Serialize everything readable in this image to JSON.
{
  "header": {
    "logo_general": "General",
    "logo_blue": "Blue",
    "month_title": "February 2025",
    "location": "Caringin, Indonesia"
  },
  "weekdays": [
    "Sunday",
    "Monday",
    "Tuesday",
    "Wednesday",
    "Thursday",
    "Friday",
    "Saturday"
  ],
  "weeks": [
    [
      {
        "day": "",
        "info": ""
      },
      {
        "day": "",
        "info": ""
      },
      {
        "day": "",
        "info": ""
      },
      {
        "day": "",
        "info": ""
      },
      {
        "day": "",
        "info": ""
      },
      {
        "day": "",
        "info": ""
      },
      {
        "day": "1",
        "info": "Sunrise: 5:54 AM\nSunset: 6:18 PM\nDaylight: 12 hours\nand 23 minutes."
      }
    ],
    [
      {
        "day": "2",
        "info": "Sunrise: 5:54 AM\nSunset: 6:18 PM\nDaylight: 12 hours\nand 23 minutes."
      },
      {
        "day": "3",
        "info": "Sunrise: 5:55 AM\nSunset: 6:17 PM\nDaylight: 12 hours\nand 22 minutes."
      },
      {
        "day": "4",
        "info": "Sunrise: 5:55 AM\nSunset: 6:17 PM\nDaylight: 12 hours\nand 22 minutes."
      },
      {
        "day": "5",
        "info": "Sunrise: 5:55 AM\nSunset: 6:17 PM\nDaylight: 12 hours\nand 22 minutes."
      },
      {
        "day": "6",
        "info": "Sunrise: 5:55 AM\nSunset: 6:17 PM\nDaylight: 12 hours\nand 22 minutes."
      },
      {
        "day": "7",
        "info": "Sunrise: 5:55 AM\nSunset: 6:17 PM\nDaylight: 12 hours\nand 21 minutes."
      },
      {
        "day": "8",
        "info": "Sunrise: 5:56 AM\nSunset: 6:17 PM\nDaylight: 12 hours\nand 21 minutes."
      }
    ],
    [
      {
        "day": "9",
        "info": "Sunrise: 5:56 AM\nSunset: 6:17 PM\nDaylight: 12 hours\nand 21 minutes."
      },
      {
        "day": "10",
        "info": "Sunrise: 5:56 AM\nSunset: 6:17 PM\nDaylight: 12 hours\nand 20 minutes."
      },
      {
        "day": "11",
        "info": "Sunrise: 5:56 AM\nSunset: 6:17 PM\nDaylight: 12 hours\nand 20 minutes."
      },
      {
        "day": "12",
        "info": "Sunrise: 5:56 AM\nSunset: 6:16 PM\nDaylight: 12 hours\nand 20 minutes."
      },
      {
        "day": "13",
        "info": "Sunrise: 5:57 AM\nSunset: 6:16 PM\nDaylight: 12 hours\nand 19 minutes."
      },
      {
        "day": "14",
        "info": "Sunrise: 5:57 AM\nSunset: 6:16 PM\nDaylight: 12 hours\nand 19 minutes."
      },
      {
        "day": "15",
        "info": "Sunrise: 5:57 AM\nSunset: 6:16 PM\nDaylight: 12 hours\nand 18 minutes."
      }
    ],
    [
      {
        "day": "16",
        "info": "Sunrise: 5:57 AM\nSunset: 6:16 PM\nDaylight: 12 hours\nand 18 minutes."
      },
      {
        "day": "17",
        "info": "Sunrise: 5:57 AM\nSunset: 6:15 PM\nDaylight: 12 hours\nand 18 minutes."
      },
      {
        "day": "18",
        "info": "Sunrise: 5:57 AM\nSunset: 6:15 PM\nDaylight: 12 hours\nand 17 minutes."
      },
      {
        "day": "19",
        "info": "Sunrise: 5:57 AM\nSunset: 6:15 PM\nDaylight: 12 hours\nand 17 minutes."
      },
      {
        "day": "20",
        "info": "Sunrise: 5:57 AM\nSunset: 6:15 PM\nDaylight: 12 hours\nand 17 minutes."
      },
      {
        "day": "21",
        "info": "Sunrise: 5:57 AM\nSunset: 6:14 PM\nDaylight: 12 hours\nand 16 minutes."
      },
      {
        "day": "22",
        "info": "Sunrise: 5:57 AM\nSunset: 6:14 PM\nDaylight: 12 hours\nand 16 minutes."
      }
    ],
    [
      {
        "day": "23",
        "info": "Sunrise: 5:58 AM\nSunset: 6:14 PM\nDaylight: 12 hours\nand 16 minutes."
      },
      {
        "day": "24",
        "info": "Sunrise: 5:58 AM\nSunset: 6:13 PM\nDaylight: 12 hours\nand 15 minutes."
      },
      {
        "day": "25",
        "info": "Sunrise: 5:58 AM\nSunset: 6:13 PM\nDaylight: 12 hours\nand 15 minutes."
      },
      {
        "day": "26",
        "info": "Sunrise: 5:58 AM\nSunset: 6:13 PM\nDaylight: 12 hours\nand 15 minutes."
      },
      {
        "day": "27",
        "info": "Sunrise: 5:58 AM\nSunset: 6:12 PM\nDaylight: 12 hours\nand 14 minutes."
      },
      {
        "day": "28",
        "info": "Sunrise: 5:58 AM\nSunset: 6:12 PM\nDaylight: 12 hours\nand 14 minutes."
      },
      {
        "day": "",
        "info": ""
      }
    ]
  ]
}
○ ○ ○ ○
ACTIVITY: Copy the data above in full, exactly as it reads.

SOLUTION FOR THIS TASK:
Serialize everything readable in this image to JSON.
{
  "header": {
    "logo_general": "General",
    "logo_blue": "Blue",
    "month_title": "February 2025",
    "location": "Caringin, Indonesia"
  },
  "weekdays": [
    "Sunday",
    "Monday",
    "Tuesday",
    "Wednesday",
    "Thursday",
    "Friday",
    "Saturday"
  ],
  "weeks": [
    [
      {
        "day": "",
        "info": ""
      },
      {
        "day": "",
        "info": ""
      },
      {
        "day": "",
        "info": ""
      },
      {
        "day": "",
        "info": ""
      },
      {
        "day": "",
        "info": ""
      },
      {
        "day": "",
        "info": ""
      },
      {
        "day": "1",
        "info": "Sunrise: 5:54 AM\nSunset: 6:18 PM\nDaylight: 12 hours\nand 23 minutes."
      }
    ],
    [
      {
        "day": "2",
        "info": "Sunrise: 5:54 AM\nSunset: 6:18 PM\nDaylight: 12 hours\nand 23 minutes."
      },
      {
        "day": "3",
        "info": "Sunrise: 5:55 AM\nSunset: 6:17 PM\nDaylight: 12 hours\nand 22 minutes."
      },
      {
        "day": "4",
        "info": "Sunrise: 5:55 AM\nSunset: 6:17 PM\nDaylight: 12 hours\nand 22 minutes."
      },
      {
        "day": "5",
        "info": "Sunrise: 5:55 AM\nSunset: 6:17 PM\nDaylight: 12 hours\nand 22 minutes."
      },
      {
        "day": "6",
        "info": "Sunrise: 5:55 AM\nSunset: 6:17 PM\nDaylight: 12 hours\nand 22 minutes."
      },
      {
        "day": "7",
        "info": "Sunrise: 5:55 AM\nSunset: 6:17 PM\nDaylight: 12 hours\nand 21 minutes."
      },
      {
        "day": "8",
        "info": "Sunrise: 5:56 AM\nSunset: 6:17 PM\nDaylight: 12 hours\nand 21 minutes."
      }
    ],
    [
      {
        "day": "9",
        "info": "Sunrise: 5:56 AM\nSunset: 6:17 PM\nDaylight: 12 hours\nand 21 minutes."
      },
      {
        "day": "10",
        "info": "Sunrise: 5:56 AM\nSunset: 6:17 PM\nDaylight: 12 hours\nand 20 minutes."
      },
      {
        "day": "11",
        "info": "Sunrise: 5:56 AM\nSunset: 6:17 PM\nDaylight: 12 hours\nand 20 minutes."
      },
      {
        "day": "12",
        "info": "Sunrise: 5:56 AM\nSunset: 6:16 PM\nDaylight: 12 hours\nand 20 minutes."
      },
      {
        "day": "13",
        "info": "Sunrise: 5:57 AM\nSunset: 6:16 PM\nDaylight: 12 hours\nand 19 minutes."
      },
      {
        "day": "14",
        "info": "Sunrise: 5:57 AM\nSunset: 6:16 PM\nDaylight: 12 hours\nand 19 minutes."
      },
      {
        "day": "15",
        "info": "Sunrise: 5:57 AM\nSunset: 6:16 PM\nDaylight: 12 hours\nand 18 minutes."
      }
    ],
    [
      {
        "day": "16",
        "info": "Sunrise: 5:57 AM\nSunset: 6:16 PM\nDaylight: 12 hours\nand 18 minutes."
      },
      {
        "day": "17",
        "info": "Sunrise: 5:57 AM\nSunset: 6:15 PM\nDaylight: 12 hours\nand 18 minutes."
      },
      {
        "day": "18",
        "info": "Sunrise: 5:57 AM\nSunset: 6:15 PM\nDaylight: 12 hours\nand 17 minutes."
      },
      {
        "day": "19",
        "info": "Sunrise: 5:57 AM\nSunset: 6:15 PM\nDaylight: 12 hours\nand 17 minutes."
      },
      {
        "day": "20",
        "info": "Sunrise: 5:57 AM\nSunset: 6:15 PM\nDaylight: 12 hours\nand 17 minutes."
      },
      {
        "day": "21",
        "info": "Sunrise: 5:57 AM\nSunset: 6:14 PM\nDaylight: 12 hours\nand 16 minutes."
      },
      {
        "day": "22",
        "info": "Sunrise: 5:57 AM\nSunset: 6:14 PM\nDaylight: 12 hours\nand 16 minutes."
      }
    ],
    [
      {
        "day": "23",
        "info": "Sunrise: 5:58 AM\nSunset: 6:14 PM\nDaylight: 12 hours\nand 16 minutes."
      },
      {
        "day": "24",
        "info": "Sunrise: 5:58 AM\nSunset: 6:13 PM\nDaylight: 12 hours\nand 15 minutes."
      },
      {
        "day": "25",
        "info": "Sunrise: 5:58 AM\nSunset: 6:13 PM\nDaylight: 12 hours\nand 15 minutes."
      },
      {
        "day": "26",
        "info": "Sunrise: 5:58 AM\nSunset: 6:13 PM\nDaylight: 12 hours\nand 15 minutes."
      },
      {
        "day": "27",
        "info": "Sunrise: 5:58 AM\nSunset: 6:12 PM\nDaylight: 12 hours\nand 14 minutes."
      },
      {
        "day": "28",
        "info": "Sunrise: 5:58 AM\nSunset: 6:12 PM\nDaylight: 12 hours\nand 14 minutes."
      },
      {
        "day": "",
        "info": ""
      }
    ]
  ]
}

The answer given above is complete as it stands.